Figure 3. Spatial rainfall correlations for 0.25° × 0.25° grids across Australia for threshold (T) = 0.6. The results correspond to eight different box sizes (n = 1, 6, 12, 18, 24, 30, 36, and 42) and indicate the percentage of grids exceeding (PCi,n) the threshold value.
Hydrology 06 00011 g003
Figure 4. Same as Figure 3, but for threshold (T) = 0.8.
Figure 4. Same as Figure 3, but for threshold (T) = 0.8.
Hydrology 06 00011 g004

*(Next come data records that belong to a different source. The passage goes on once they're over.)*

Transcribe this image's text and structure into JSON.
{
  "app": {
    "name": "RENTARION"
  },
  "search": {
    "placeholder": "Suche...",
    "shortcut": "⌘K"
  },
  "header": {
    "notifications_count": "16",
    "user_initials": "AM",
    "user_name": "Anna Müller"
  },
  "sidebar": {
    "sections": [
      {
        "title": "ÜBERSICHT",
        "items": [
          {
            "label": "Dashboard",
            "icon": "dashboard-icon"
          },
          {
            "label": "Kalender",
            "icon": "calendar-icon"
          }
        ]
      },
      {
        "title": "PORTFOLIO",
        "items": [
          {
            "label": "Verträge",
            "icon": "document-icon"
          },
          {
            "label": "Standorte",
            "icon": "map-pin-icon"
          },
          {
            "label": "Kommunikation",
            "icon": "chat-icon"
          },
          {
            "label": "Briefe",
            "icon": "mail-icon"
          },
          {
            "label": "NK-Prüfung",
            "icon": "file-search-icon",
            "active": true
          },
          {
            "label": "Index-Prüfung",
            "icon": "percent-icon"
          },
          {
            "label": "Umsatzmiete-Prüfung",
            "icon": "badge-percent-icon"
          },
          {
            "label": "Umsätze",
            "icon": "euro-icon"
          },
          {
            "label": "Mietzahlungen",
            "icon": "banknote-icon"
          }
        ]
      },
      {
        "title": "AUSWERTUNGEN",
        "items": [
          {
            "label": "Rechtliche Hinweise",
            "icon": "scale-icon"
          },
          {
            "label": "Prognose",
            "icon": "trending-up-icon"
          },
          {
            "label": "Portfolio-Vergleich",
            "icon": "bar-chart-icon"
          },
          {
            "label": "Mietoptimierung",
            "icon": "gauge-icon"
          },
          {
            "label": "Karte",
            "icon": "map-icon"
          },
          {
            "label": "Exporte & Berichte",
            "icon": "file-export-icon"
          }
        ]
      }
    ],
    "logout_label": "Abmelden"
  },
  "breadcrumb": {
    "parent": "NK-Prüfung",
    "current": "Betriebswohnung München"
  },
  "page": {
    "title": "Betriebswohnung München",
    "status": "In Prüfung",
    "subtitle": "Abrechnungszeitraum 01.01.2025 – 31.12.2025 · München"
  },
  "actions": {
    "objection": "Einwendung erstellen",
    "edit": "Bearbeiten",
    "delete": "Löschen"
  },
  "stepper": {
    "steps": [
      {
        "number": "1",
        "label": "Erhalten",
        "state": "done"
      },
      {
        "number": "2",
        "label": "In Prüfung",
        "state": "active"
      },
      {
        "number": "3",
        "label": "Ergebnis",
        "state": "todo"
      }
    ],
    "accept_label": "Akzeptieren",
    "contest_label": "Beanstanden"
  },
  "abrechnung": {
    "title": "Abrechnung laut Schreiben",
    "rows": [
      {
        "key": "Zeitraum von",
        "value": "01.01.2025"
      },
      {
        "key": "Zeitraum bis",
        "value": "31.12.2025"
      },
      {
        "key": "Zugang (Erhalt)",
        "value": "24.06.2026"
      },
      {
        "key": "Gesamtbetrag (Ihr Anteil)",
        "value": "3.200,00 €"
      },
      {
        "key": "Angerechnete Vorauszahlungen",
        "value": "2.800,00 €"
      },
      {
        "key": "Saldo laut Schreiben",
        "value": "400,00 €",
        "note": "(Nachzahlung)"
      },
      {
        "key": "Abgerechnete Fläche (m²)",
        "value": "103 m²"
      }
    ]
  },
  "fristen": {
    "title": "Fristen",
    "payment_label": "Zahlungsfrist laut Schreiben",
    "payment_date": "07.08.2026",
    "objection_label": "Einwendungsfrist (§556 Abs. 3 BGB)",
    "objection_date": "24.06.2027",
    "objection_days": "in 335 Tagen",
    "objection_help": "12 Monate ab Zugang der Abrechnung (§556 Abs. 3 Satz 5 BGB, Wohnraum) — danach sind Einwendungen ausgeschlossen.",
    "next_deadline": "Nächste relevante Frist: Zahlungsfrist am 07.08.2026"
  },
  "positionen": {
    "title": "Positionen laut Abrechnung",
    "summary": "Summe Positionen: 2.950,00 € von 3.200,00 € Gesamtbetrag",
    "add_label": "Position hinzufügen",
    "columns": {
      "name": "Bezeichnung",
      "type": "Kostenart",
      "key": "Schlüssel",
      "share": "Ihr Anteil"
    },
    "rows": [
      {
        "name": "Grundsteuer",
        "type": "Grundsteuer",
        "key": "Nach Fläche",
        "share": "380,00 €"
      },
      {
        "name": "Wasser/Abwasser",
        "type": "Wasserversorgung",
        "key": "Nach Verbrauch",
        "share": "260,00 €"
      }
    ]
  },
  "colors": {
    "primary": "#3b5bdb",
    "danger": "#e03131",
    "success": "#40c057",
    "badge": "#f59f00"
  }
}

Figure 5. Spatial rainfall correlations for ten cities in Australia. Each plot presents PCi,n for 23 box sizes for four threshold levels (T = 0.5, 0.6, 0.7, and 0.8) for the respective city.
Figure 5. Spatial rainfall correlations for ten cities in Australia. Each plot presents PCi,n for 23 box sizes for four threshold levels (T = 0.5, 0.6, 0.7, and 0.8) for the respective city.
Hydrology 06 00011 g005
Figure 6. Spatial rainfall correlations for ten cities in Australia. Each plot presents PCi,n for 23 box sizes for all cities with T = 0.5 (top left), T = 0.6 (top right), T = 0.7 (bottom left), and T = 0.8 (bottom right).
Figure 6. Spatial rainfall correlations for ten cities in Australia. Each plot presents PCi,n for 23 box sizes for all cities with T = 0.5 (top left), T = 0.6 (top right), T = 0.7 (bottom left), and T = 0.8 (bottom right).
Hydrology 06 00011 g006
Figure 7. Rainfall statistics vs. distance for ten cities in Australia: mean (top left), standard deviation (top right), and coefficient of variation (bottom).
Figure 7. Rainfall statistics vs. distance for ten cities in Australia: mean (top left), standard deviation (top right), and coefficient of variation (bottom).
Hydrology 06 00011 g007

© 2019 by the authors. Licensee MDPI, Basel, Switzerland. This article is an open access article distributed under the terms and conditions of the Creative Commons Attribution (CC BY) license (http://creativecommons.org/licenses/by/4.0/).
Hydrology EISSN 2306-5338 Published by MDPI AG, Basel, Switzerland RSS E-Mail Table of Contents Alert
Back to Top